▶ _Assignment_: Reproduce each line below without any alteration.

**** Data under study ****

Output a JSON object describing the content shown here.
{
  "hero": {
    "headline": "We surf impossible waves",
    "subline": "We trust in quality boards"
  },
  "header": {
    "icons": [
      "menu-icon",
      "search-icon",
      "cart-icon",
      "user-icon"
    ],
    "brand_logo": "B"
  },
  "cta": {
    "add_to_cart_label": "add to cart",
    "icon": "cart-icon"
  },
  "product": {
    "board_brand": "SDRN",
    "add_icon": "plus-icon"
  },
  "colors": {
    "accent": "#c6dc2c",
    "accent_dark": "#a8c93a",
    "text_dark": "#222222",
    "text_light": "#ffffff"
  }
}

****

▶ _Final answer_:
Output a JSON object describing the content shown here.
{
  "hero": {
    "headline": "We surf impossible waves",
    "subline": "We trust in quality boards"
  },
  "header": {
    "icons": [
      "menu-icon",
      "search-icon",
      "cart-icon",
      "user-icon"
    ],
    "brand_logo": "B"
  },
  "cta": {
    "add_to_cart_label": "add to cart",
    "icon": "cart-icon"
  },
  "product": {
    "board_brand": "SDRN",
    "add_icon": "plus-icon"
  },
  "colors": {
    "accent": "#c6dc2c",
    "accent_dark": "#a8c93a",
    "text_dark": "#222222",
    "text_light": "#ffffff"
  }
}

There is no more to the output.